Another reason it's important that you find a sunscreen just right for your little one? Just one blistering sunburn during childhood can nearly double skin cancer rates.
Invest in other types of sun protection
Your sunscreen options aren't just limited to sprays and lotions. Stock up on protective sun clothing for the whole family. Many retailers offer sun shirts, bathing suits and sun hats with SPF50 or higher, offering one more layer between your skin and the sun's damaging rays.
Also worth considering? High-quality sunglasses that offer UV protection for your eyes. Prescription sunglasses are eligible, as long as the lens also provide vision correction. And don't forget about your lips. Protective lip balm is another FSA-eligible way to keep your skin in top shape this summer.
If you want more bang for your buck, try investing in an SPF15+ sunscreen/bug repellent combo. Since bug spray alone isn't covered by your FSA, this is a great chance to kill two birds (er, bugs?) with one stone.
Always turn to the professionals
No, we're not talking about professional sunbathers. One of the most important steps you can take to take care of your skin is to visit your dermatologist at least once a year for a skin cancer screening. During the screening, your doctor will check for changes in size, shape, or color of moles or freckles, or look for other changes in your skin, which could be an early sign of skin cancer.

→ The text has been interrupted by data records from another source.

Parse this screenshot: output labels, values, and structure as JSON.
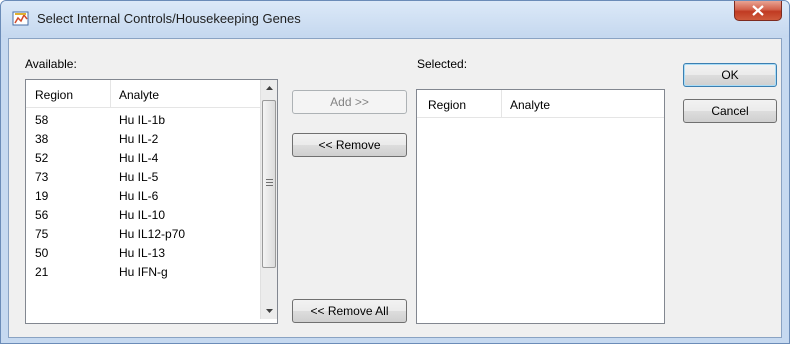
{
  "window": {
    "title": "Select Internal Controls/Housekeeping Genes"
  },
  "available": {
    "label": "Available:",
    "columns": [
      "Region",
      "Analyte"
    ],
    "rows": [
      {
        "region": "58",
        "analyte": "Hu IL-1b"
      },
      {
        "region": "38",
        "analyte": "Hu IL-2"
      },
      {
        "region": "52",
        "analyte": "Hu IL-4"
      },
      {
        "region": "73",
        "analyte": "Hu IL-5"
      },
      {
        "region": "19",
        "analyte": "Hu IL-6"
      },
      {
        "region": "56",
        "analyte": "Hu IL-10"
      },
      {
        "region": "75",
        "analyte": "Hu IL12-p70"
      },
      {
        "region": "50",
        "analyte": "Hu IL-13"
      },
      {
        "region": "21",
        "analyte": "Hu IFN-g"
      }
    ]
  },
  "selected": {
    "label": "Selected:",
    "columns": [
      "Region",
      "Analyte"
    ]
  },
  "buttons": {
    "add": "Add >>",
    "remove": "<< Remove",
    "remove_all": "<< Remove All",
    "ok": "OK",
    "cancel": "Cancel"
  }
}
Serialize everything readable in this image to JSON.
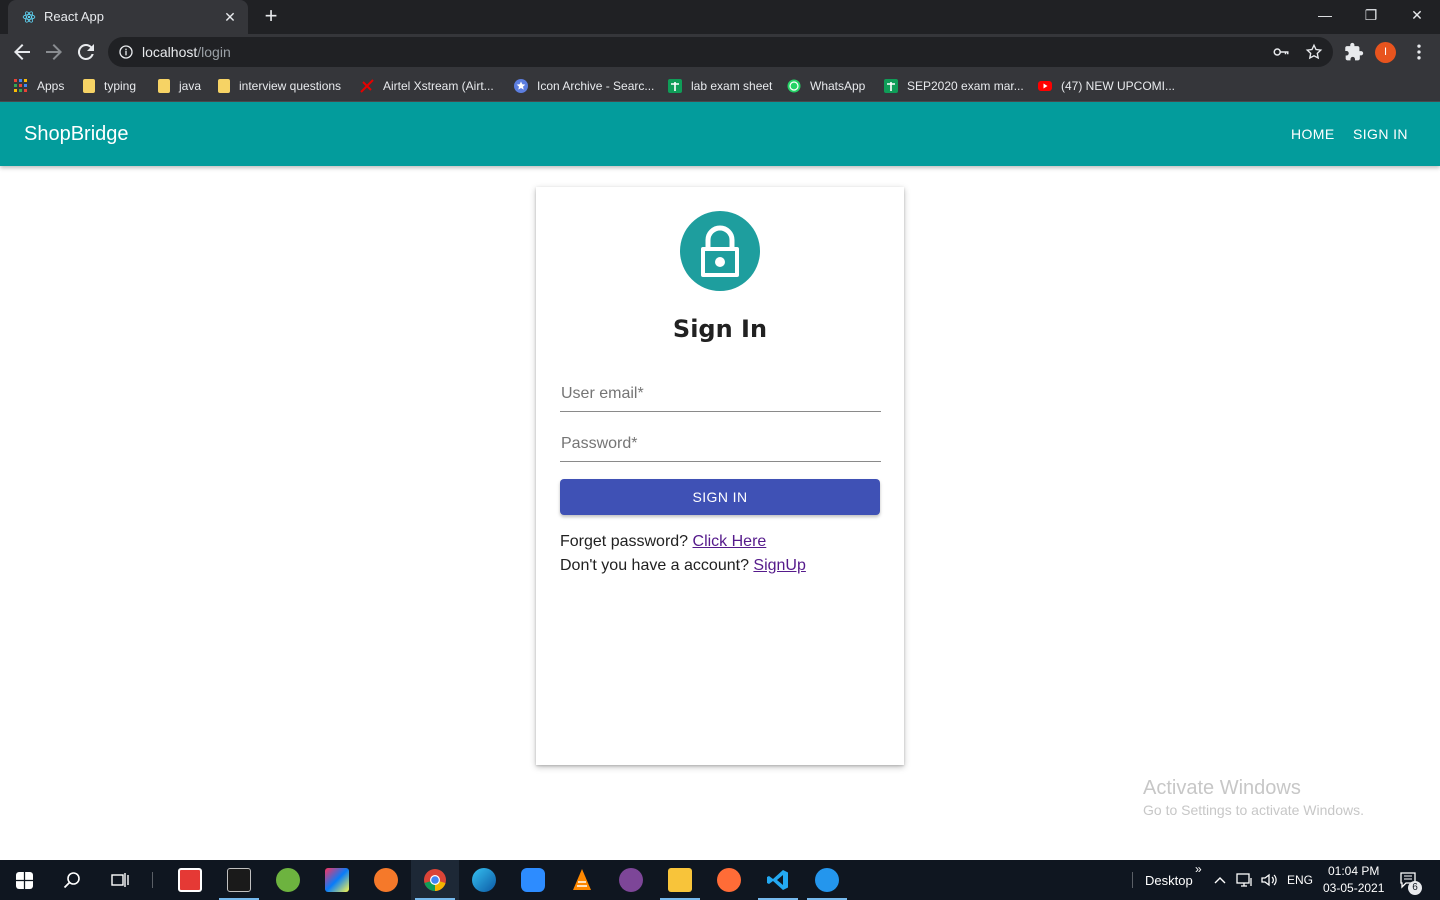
{
  "browser": {
    "tab_title": "React App",
    "tab_close": "✕",
    "new_tab": "+",
    "url_host": "localhost",
    "url_path": "/login",
    "profile_initial": "I",
    "window_controls": {
      "minimize": "—",
      "restore": "❐",
      "close": "✕"
    },
    "bookmarks": [
      {
        "label": "Apps",
        "icon": "apps-grid-icon"
      },
      {
        "label": "typing",
        "icon": "folder-icon"
      },
      {
        "label": "java",
        "icon": "folder-icon"
      },
      {
        "label": "interview questions",
        "icon": "folder-icon"
      },
      {
        "label": "Airtel Xstream (Airt...",
        "icon": "airtel-icon"
      },
      {
        "label": "Icon Archive - Searc...",
        "icon": "icon-archive-icon"
      },
      {
        "label": "lab exam sheet",
        "icon": "sheets-icon"
      },
      {
        "label": "WhatsApp",
        "icon": "whatsapp-icon"
      },
      {
        "label": "SEP2020 exam mar...",
        "icon": "sheets-icon"
      },
      {
        "label": "(47) NEW UPCOMI...",
        "icon": "youtube-icon"
      }
    ]
  },
  "app": {
    "brand": "ShopBridge",
    "nav": {
      "home": "HOME",
      "signin": "SIGN IN"
    },
    "form": {
      "title": "Sign In",
      "email_label": "User email*",
      "password_label": "Password*",
      "submit_label": "SIGN IN",
      "forgot_text": "Forget password? ",
      "forgot_link": "Click Here",
      "signup_text": "Don't you have a account? ",
      "signup_link": "SignUp"
    }
  },
  "watermark": {
    "line1": "Activate Windows",
    "line2": "Go to Settings to activate Windows."
  },
  "taskbar": {
    "desktop_label": "Desktop",
    "chevron": "»",
    "language": "ENG",
    "time": "01:04 PM",
    "date": "03-05-2021",
    "notification_count": "6",
    "apps": [
      "windows-start-icon",
      "search-icon",
      "task-view-icon",
      "power-app-icon",
      "terminal-icon",
      "spring-icon",
      "intellij-icon",
      "blender-icon",
      "chrome-icon",
      "edge-icon",
      "zoom-icon",
      "vlc-icon",
      "tor-icon",
      "file-explorer-icon",
      "postman-icon",
      "vscode-icon",
      "docker-icon"
    ],
    "colors": {
      "accent": "#76b9ed",
      "background": "#0f1620"
    }
  },
  "colors": {
    "appbar": "#039c9c",
    "avatar": "#1e9e9e",
    "primary_button": "#3f51b5",
    "link": "#551a8b"
  }
}
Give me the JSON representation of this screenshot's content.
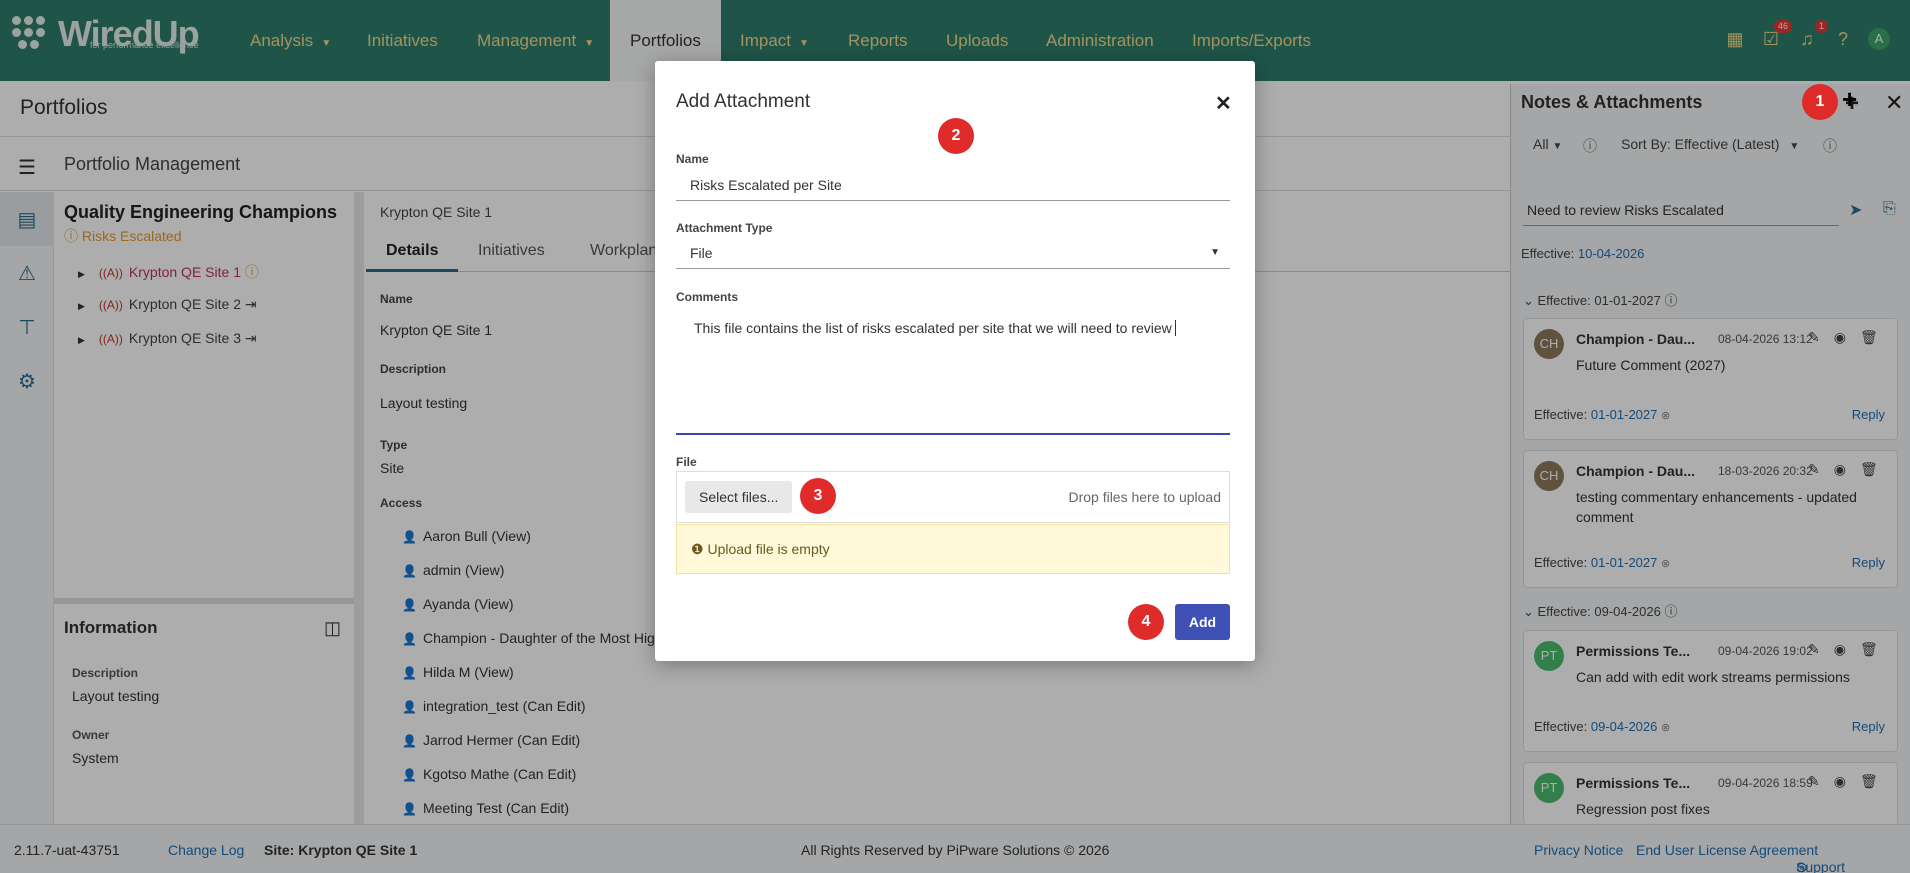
{
  "app": {
    "logo_text": "WiredUp",
    "logo_tagline": "for performance excellence"
  },
  "nav": {
    "items": [
      {
        "label": "Analysis",
        "dropdown": true
      },
      {
        "label": "Initiatives",
        "dropdown": false
      },
      {
        "label": "Management",
        "dropdown": true
      },
      {
        "label": "Portfolios",
        "dropdown": false,
        "active": true
      },
      {
        "label": "Impact",
        "dropdown": true
      },
      {
        "label": "Reports",
        "dropdown": false
      },
      {
        "label": "Uploads",
        "dropdown": false
      },
      {
        "label": "Administration",
        "dropdown": false
      },
      {
        "label": "Imports/Exports",
        "dropdown": false
      }
    ],
    "badges": {
      "tasks": "46",
      "notifications": "1"
    },
    "avatar_initial": "A"
  },
  "page": {
    "title": "Portfolios",
    "section_title": "Portfolio Management"
  },
  "tree": {
    "title": "Quality Engineering Champions",
    "warning": "Risks Escalated",
    "nodes": [
      {
        "label": "Krypton QE Site 1"
      },
      {
        "label": "Krypton QE Site 2"
      },
      {
        "label": "Krypton QE Site 3"
      }
    ]
  },
  "info": {
    "title": "Information",
    "description_label": "Description",
    "description_value": "Layout testing",
    "owner_label": "Owner",
    "owner_value": "System"
  },
  "details": {
    "breadcrumb": "Krypton QE Site 1",
    "tabs": [
      "Details",
      "Initiatives",
      "Workplan"
    ],
    "name_label": "Name",
    "name_value": "Krypton QE Site 1",
    "description_label": "Description",
    "description_value": "Layout testing",
    "type_label": "Type",
    "type_value": "Site",
    "access_label": "Access",
    "access": [
      "Aaron Bull (View)",
      "admin (View)",
      "Ayanda (View)",
      "Champion - Daughter of the Most High",
      "Hilda M (View)",
      "integration_test (Can Edit)",
      "Jarrod Hermer (Can Edit)",
      "Kgotso Mathe (Can Edit)",
      "Meeting Test (Can Edit)"
    ]
  },
  "notes": {
    "title": "Notes & Attachments",
    "filter_all": "All",
    "sort_label": "Sort By: Effective (Latest)",
    "input_value": "Need to review Risks Escalated",
    "effective_label": "Effective:",
    "effective_value": "10-04-2026",
    "groups": [
      {
        "header": "Effective: 01-01-2027",
        "cards": [
          {
            "initials": "CH",
            "name": "Champion - Dau...",
            "date": "08-04-2026 13:12",
            "text": "Future Comment (2027)",
            "effective": "01-01-2027",
            "reply": "Reply"
          },
          {
            "initials": "CH",
            "name": "Champion - Dau...",
            "date": "18-03-2026 20:32",
            "text": "testing commentary enhancements - updated comment",
            "effective": "01-01-2027",
            "reply": "Reply"
          }
        ]
      },
      {
        "header": "Effective: 09-04-2026",
        "cards": [
          {
            "initials": "PT",
            "name": "Permissions Te...",
            "date": "09-04-2026 19:02",
            "text": "Can add with edit work streams permissions",
            "effective": "09-04-2026",
            "reply": "Reply"
          },
          {
            "initials": "PT",
            "name": "Permissions Te...",
            "date": "09-04-2026 18:59",
            "text": "Regression post fixes"
          }
        ]
      }
    ]
  },
  "footer": {
    "version": "2.11.7-uat-43751",
    "changelog": "Change Log",
    "site": "Site: Krypton QE Site 1",
    "copyright": "All Rights Reserved by PiPware Solutions © 2026",
    "privacy": "Privacy Notice",
    "eula": "End User License Agreement",
    "support": "Support"
  },
  "modal": {
    "title": "Add Attachment",
    "name_label": "Name",
    "name_value": "Risks Escalated per Site",
    "type_label": "Attachment Type",
    "type_value": "File",
    "comments_label": "Comments",
    "comments_value": "This file contains the list of risks escalated per site that we will need to review",
    "file_label": "File",
    "select_files": "Select files...",
    "drop_text": "Drop files here to upload",
    "warning": "Upload file is empty",
    "add_button": "Add"
  },
  "markers": [
    "1",
    "2",
    "3",
    "4"
  ],
  "colors": {
    "nav_bg": "#2e7d6b",
    "nav_text": "#f3d98b",
    "accent": "#3f51b5",
    "marker": "#e02b2b",
    "warning": "#e39a2b"
  }
}
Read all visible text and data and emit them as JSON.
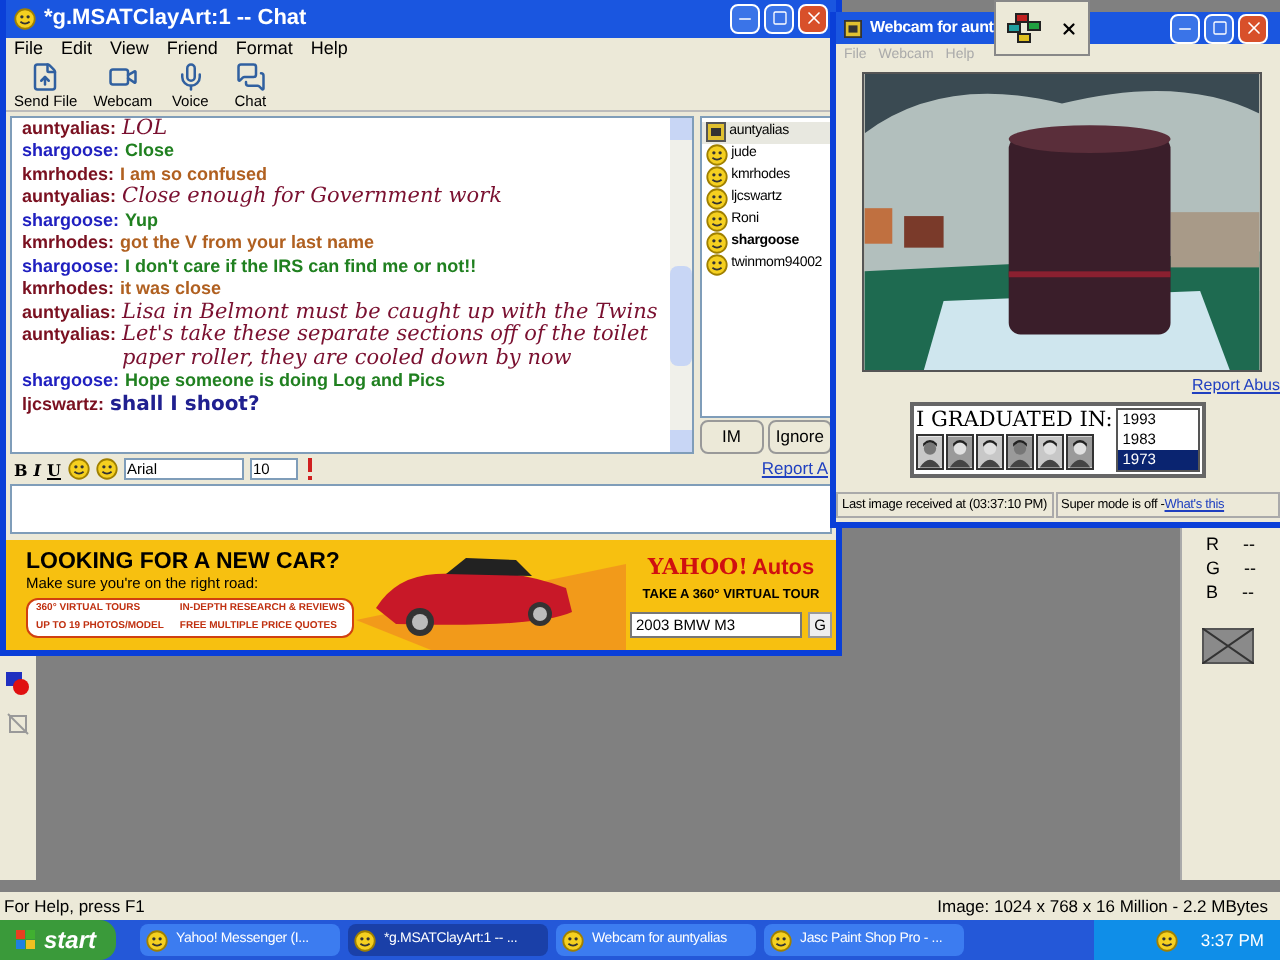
{
  "paint_shop": {
    "status_help": "For Help, press F1",
    "status_image": "Image:  1024 x 768 x 16 Million - 2.2 MBytes",
    "channels": [
      {
        "label": "R",
        "value": "--"
      },
      {
        "label": "G",
        "value": "--"
      },
      {
        "label": "B",
        "value": "--"
      }
    ]
  },
  "chat_window": {
    "title": "*g.MSATClayArt:1 -- Chat",
    "menu": [
      "File",
      "Edit",
      "View",
      "Friend",
      "Format",
      "Help"
    ],
    "toolbar": [
      {
        "label": "Send File",
        "kind": "file"
      },
      {
        "label": "Webcam",
        "kind": "webcam"
      },
      {
        "label": "Voice",
        "kind": "voice"
      },
      {
        "label": "Chat",
        "kind": "chat"
      }
    ],
    "messages": [
      {
        "user": {
          "name": "auntyalias:",
          "color": "#7a1020"
        },
        "text": "LOL",
        "color": "#7a1030",
        "kind": "script"
      },
      {
        "user": {
          "name": "shargoose:",
          "color": "#2020c0"
        },
        "text": "Close",
        "color": "#208020",
        "kind": "plain"
      },
      {
        "user": {
          "name": "kmrhodes:",
          "color": "#7a1020"
        },
        "text": "I am so confused",
        "color": "#b06020",
        "kind": "plain"
      },
      {
        "user": {
          "name": "auntyalias:",
          "color": "#7a1020"
        },
        "text": "Close enough for Government work",
        "color": "#7a1030",
        "kind": "script"
      },
      {
        "user": {
          "name": "shargoose:",
          "color": "#2020c0"
        },
        "text": "Yup",
        "color": "#208020",
        "kind": "plain"
      },
      {
        "user": {
          "name": "kmrhodes:",
          "color": "#7a1020"
        },
        "text": "got the V from your last name",
        "color": "#b06020",
        "kind": "plain"
      },
      {
        "user": {
          "name": "shargoose:",
          "color": "#2020c0"
        },
        "text": "I don't care if the IRS can find me or not!!",
        "color": "#208020",
        "kind": "plain"
      },
      {
        "user": {
          "name": "kmrhodes:",
          "color": "#7a1020"
        },
        "text": "it was close",
        "color": "#b06020",
        "kind": "plain"
      },
      {
        "user": {
          "name": "auntyalias:",
          "color": "#7a1020"
        },
        "text": "Lisa in Belmont must be caught up with the Twins",
        "color": "#7a1030",
        "kind": "script"
      },
      {
        "user": {
          "name": "auntyalias:",
          "color": "#7a1020"
        },
        "text": "Let's take these separate sections off of the toilet paper roller, they are cooled down by now",
        "color": "#7a1030",
        "kind": "script"
      },
      {
        "user": {
          "name": "shargoose:",
          "color": "#2020c0"
        },
        "text": "Hope someone is doing Log and Pics",
        "color": "#208020",
        "kind": "plain"
      },
      {
        "user": {
          "name": "ljcswartz:",
          "color": "#7a1020"
        },
        "text": "shall I shoot?",
        "color": "#202090",
        "kind": "comic"
      }
    ],
    "format_buttons": [
      {
        "label": "B",
        "kind": "bold"
      },
      {
        "label": "I",
        "kind": "italic"
      },
      {
        "label": "U",
        "kind": "underline"
      }
    ],
    "users": [
      {
        "name": "auntyalias",
        "selected": true,
        "bold": false,
        "kind": "webcam"
      },
      {
        "name": "jude",
        "selected": false,
        "bold": false,
        "kind": "smiley"
      },
      {
        "name": "kmrhodes",
        "selected": false,
        "bold": false,
        "kind": "smiley"
      },
      {
        "name": "ljcswartz",
        "selected": false,
        "bold": false,
        "kind": "smiley"
      },
      {
        "name": "Roni",
        "selected": false,
        "bold": false,
        "kind": "smiley"
      },
      {
        "name": "shargoose",
        "selected": false,
        "bold": true,
        "kind": "smiley"
      },
      {
        "name": "twinmom94002",
        "selected": false,
        "bold": false,
        "kind": "smiley"
      }
    ],
    "buttons": [
      "IM",
      "Ignore"
    ],
    "report_link": "Report A",
    "font": "Arial",
    "size": "10",
    "ad": {
      "headline": "LOOKING FOR A NEW CAR?",
      "subline": "Make sure you're on the right road:",
      "features": [
        "360° VIRTUAL TOURS",
        "IN-DEPTH RESEARCH & REVIEWS",
        "UP TO 19 PHOTOS/MODEL",
        "FREE MULTIPLE PRICE QUOTES"
      ],
      "brand": "YAHOO!",
      "brand_suffix": "Autos",
      "tagline": "TAKE A 360° VIRTUAL TOUR",
      "model": "2003 BMW M3",
      "go": "G"
    }
  },
  "webcam_window": {
    "title": "Webcam for aunt",
    "menu": [
      {
        "label": "File",
        "disabled": true
      },
      {
        "label": "Webcam",
        "disabled": true
      },
      {
        "label": "Help",
        "disabled": true
      }
    ],
    "report_link": "Report Abus",
    "ad": {
      "headline": "I GRADUATED IN:",
      "years": [
        {
          "label": "1993",
          "selected": false
        },
        {
          "label": "1983",
          "selected": false
        },
        {
          "label": "1973",
          "selected": true
        }
      ]
    },
    "status": "Last image received at (03:37:10 PM)",
    "mode": "Super mode is off - ",
    "mode_link": "What's this"
  },
  "taskbar": {
    "start": "start",
    "tasks": [
      {
        "label": "Yahoo! Messenger (I...",
        "selected": false
      },
      {
        "label": "*g.MSATClayArt:1 -- ...",
        "selected": true
      },
      {
        "label": "Webcam for auntyalias",
        "selected": false
      },
      {
        "label": "Jasc Paint Shop Pro - ...",
        "selected": false
      }
    ],
    "clock": "3:37 PM"
  }
}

If the idea of stripping down to your skivvies and letting a stranger inspect your moles at close range doesn't top your to-do list, keep the facts in mind. It might just save your life.
Don't waste time hunting for ways to spend your tax-free funds. In That's Eligible?!, we'll bring you these updates so you don't have to. And for all things flex spending, be sure to check out the rest of our Learning Center, and follow us on Facebook, Instagram and Twitter.
As the seasons change, you feel the effects on your skin. A prolonged winter leaves your skin dry, while warmer temperatures ask for sun protection. Good skin care involves maintaining a healthy complexion (which is strongly influenced by proper nutrition and exercise), taking care of imperfections, protecting yourself against harmful UV rays, and even fighting acne and itchy skin.
With your Flexible Spending Account:
1. Visit a dermatologist since it is an FSA-eligible expense. Treatment must be medically necessary to qualify for your FSA.
- Acne treatment at the dermatologist office is covered by your FSA.
- Treatments not covered include acid peels, laser hair removal, and face lifts.
- Botox can be covered if used to treat a medical condition. Check in with your FSA provider if your plan allows it.
Find a dermatologist near you through FSAstore.com Services.
2. Treat your skin with acne medications that are available with a prescription.
3. Soak up the sun with FSA-eligible sunscreen. The arrival of spring and warmer temperatures mean it's even more important to adequately protect your skin.
Bare Republic Mineral SPF 30 Sunscreen Spray
This spray offers a layer of physical protection enhanced with antioxidant-rich skincare boosters.
Neutrogena Light Therapy Acne Treatment Mask
Harness the power of clinically proven technology to clear acne and allow skin to heal itself.